11/29/2012 4:30PM

New York Racing Board sets rules for shock-wave therapy


The New York State Racing and Wagering Board on Thursday passed rules regulating the use of shock-wave therapy on horses that will prohibit a horse from receiving the painkilling treatment 10 days prior to being entered for a race.

The rules were adopted as part of an ongoing effort by the board to craft new regulations recommended in a study of a rash of breakdowns at Aqueduct earlier this year. While that report did not explicitly link shock-wave therapy to any breakdowns, the task force that prepared the report examined the treatments, which are used to stimulate blood flow to problem areas in horses.

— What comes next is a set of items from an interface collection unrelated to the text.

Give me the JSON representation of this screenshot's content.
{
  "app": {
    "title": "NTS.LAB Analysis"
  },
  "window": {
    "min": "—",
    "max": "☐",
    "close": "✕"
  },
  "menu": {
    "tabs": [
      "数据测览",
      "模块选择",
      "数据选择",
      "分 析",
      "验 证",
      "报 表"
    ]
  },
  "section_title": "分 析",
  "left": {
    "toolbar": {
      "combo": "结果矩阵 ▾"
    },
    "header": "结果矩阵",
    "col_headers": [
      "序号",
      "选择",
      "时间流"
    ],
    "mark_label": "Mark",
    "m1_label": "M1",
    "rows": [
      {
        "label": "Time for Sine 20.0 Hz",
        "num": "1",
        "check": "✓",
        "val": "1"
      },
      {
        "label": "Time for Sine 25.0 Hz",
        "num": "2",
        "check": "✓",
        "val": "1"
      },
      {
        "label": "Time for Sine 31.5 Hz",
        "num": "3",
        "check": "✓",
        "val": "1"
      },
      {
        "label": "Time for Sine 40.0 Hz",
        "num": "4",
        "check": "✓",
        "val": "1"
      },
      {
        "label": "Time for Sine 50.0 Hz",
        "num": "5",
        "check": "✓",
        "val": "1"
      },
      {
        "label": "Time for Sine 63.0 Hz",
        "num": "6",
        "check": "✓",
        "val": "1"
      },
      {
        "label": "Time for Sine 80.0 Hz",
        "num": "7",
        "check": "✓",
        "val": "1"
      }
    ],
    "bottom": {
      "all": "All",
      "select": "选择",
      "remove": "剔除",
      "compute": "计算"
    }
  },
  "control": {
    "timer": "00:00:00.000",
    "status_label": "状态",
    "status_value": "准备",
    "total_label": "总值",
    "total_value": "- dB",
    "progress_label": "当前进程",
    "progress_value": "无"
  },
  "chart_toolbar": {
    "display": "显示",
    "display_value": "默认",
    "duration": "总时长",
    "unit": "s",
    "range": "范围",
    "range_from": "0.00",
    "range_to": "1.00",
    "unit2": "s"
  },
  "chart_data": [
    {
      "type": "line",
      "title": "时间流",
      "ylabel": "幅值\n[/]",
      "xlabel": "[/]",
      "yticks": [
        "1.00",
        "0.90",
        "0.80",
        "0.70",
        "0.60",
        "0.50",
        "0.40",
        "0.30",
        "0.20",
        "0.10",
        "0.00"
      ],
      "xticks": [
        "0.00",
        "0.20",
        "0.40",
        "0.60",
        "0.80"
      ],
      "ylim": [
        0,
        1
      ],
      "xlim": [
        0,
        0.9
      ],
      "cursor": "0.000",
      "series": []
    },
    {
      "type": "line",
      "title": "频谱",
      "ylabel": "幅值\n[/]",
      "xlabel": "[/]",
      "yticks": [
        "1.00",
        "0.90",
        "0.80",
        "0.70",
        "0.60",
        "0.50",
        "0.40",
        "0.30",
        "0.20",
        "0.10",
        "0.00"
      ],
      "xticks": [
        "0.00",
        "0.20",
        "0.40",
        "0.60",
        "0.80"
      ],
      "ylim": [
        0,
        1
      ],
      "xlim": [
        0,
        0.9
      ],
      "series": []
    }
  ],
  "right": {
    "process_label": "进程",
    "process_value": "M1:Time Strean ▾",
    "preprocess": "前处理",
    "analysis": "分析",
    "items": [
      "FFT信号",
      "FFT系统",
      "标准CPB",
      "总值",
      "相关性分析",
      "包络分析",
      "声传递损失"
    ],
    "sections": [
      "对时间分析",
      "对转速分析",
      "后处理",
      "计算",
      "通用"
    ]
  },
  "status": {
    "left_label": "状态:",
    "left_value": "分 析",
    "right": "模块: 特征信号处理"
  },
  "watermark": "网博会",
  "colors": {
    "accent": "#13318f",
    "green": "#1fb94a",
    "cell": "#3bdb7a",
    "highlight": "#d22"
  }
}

The rules will limit the administrations of the treatments to veterinarians, who will be required to report the treatment within 24 hours to a state stewards. The stewards will be required to place a horse on a list that will prohibit the horse from “high-intensity exercise” for 10 days. In addition, trainers will be unable to enter the horse in any race during that time.

The board proposed the rules several months ago. Initially, the rules prohibited a horse from exercising during the 10-day period. However, after receiving comments from the Jockeys’ Guild and the New York Thoroughbred Horsemen’s Association, the board changed the wording of the rules allowing for light exercise, which includes galloping, but not breezing, according to Tom Casaregola, the board’s director of audits and investigations.

Shock-wave therapy began to be used by veterinarians to treat soreness in horses within the past decade. Some critics of the practice have contended that the treatments can compromise a horse’s ability to feel pain for as much as a week after the treatment is administered.

Also on Thursday, the board formally adopted rules that will require that claiming races have a minimum claiming price that is at least 50 percent of the value of the purse. The board adopted a version of the rule on an emergency basis earlier this year following the spate of breakdowns at Aqueduct. The task force had recommended the rule be adopted permanently, under the possibility that trainers were enticed to enter cheap and possibly injured horses in claiming races that featured outsized purses.

– Matt Hegarty